Virtual Hosts are used to run more than one domain off of a single IP address, there is no limit to the number of virtual hosts that can be added to a VPS.
We assume httpd has been successfully installed, if not visit http://vpshelpdesk.com/2016/06/05/install-linux-apache-mysql-php-lamp-on-centos-6/
Step One Create a New Directory
The first step in creating a virtual host is to a create a directory where we will keep the new website’s information. This location will be your Document Root in the Apache virtual configuration file later on. By adding a -p to the line of code that allows us to create a folder with a nested folder inside of it
#mkdir -p /var/www/example.com/public_html
Step Two Grant Permissions
We need to grant ownership of the directory to the user, instead of just keeping it on the root system. (assumed username ‘user’ has been added)
#chown -R user:apache /var/www/example.com/public_html
Additionally, it is important to make sure that everyone will be able to read our new files.
#chmod 755 /var/www
Step Three Create the Page
We need to create a new file called index.html within our configurations directory.
#vi /var/www/example.com/public_html/index.html <html> <head> <title>www.example.com</title> </head> <body> <h1>Success: You Have Set Up a Virtual Host</h1> </body> </html>
Step Four Turn on Virtual Hosts
The next step is to enter into the apache configuration file itself.
There are a few lines to look for, make sure that your text matches what you see below.
#Listen 126.96.36.199:80 Listen 80 # NameVirtualHost *:80 # # NOTE: NameVirtualHost cannot be used without a port specifier # (e.g. :80) if mod_ssl is being used, due to the nature of the # SSL protocol. # # VirtualHost example: # Almost any Apache directive may go into a VirtualHost container. # The first VirtualHost section is used for requests without a known # server name. # <VirtualHost *:80> ServerName www.example.com ServerAlias example.com DocumentRoot /var/www/example.com/public_html ErrorLog /var/www/example.com/public_html/error.log CustomLog /var/www/example.com/public_html/requests.log combined </VirtualHost>
Step Five Restart Apache
We’ve made a lot of the changes to the configuration. However, they will not take effect until Apache is restarted.
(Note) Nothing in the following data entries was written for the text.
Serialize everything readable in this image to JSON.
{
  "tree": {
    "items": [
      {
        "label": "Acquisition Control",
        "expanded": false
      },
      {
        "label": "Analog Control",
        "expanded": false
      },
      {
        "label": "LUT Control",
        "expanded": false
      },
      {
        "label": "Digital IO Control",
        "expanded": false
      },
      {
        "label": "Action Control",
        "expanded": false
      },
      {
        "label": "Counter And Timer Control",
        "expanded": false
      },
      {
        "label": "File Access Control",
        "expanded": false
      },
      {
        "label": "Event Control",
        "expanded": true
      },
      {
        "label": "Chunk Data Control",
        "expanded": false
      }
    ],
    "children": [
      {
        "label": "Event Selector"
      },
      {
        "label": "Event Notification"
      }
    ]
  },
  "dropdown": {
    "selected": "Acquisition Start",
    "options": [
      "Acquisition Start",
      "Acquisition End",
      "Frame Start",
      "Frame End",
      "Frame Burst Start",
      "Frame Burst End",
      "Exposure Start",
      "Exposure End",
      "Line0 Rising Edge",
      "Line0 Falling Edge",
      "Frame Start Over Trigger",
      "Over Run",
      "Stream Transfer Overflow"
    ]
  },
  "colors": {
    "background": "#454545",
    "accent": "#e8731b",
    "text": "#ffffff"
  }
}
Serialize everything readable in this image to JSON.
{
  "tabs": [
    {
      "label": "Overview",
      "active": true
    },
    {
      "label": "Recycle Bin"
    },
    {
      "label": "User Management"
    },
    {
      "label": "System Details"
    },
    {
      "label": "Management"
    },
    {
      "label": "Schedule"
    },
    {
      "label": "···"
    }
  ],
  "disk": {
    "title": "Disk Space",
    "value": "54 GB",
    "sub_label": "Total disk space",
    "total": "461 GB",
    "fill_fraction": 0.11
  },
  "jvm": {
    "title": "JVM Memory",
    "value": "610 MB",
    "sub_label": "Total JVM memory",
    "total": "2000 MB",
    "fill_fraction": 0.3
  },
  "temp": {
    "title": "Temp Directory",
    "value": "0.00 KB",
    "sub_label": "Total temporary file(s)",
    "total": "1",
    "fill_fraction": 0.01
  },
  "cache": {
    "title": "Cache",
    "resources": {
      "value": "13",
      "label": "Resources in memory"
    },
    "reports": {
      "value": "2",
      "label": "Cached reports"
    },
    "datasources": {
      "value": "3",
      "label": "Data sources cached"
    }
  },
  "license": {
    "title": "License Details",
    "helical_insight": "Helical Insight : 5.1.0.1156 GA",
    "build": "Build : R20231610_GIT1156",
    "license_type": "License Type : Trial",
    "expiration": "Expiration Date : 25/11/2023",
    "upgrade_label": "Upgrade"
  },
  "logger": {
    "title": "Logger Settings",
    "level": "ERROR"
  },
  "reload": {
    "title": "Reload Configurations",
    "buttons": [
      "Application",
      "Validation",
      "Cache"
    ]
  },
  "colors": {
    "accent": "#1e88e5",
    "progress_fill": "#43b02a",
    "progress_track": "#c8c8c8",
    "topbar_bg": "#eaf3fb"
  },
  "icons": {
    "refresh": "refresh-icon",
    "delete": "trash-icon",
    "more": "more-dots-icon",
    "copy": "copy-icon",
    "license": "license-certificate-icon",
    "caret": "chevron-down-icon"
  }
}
# apachectl -k stop #/etc/init.d/httpd start
Optional Step Six Setting Up the Local Hosts
If you have pointed your domain name to your virtual private server’s IP address you can skip this step. You do not need to set up local hosts. Your virtual hosts should work. However, if want to try out your new virtual hosts without having to connect to an actual domain name, you can set up local hosts on your computer alone. For this step, make sure you are on the computer itself, not your droplet. To proceed with this step you need to know your computer’s administrative password, otherwise you will be required to use an actual domain name to test the virtual hosts.
You can add the local hosts details to this file, as seen in the example below. As long as that line is there, directing your browser toward, say, example.com will give you all the virtual host details for the corresponding IP address.
# Host Database # localhost is used to configure the loopback interface # when the system is booting. Do not change this entry. ## 127.0.0.1 localhost #Virtual Hosts 188.8.131.529 www.example.com
Adding More Virtual Hosts
To create additional virtual hosts, you can just repeat the process above, being careful to set up a new document root with the appropriate new domain name each time. Then just copy and paste the new Virtual Host information into the Apache Config file, as shown below
<VirtualHost *:80> ServerName www.example2.com ServerAlias example2.com DocumentRoot /var/www/example2.com/public_html ErrorLog /var/www/example2.com/public_html/error.log CustomLog /var/www/example2.com/public_html/requests.log combined </VirtualHost>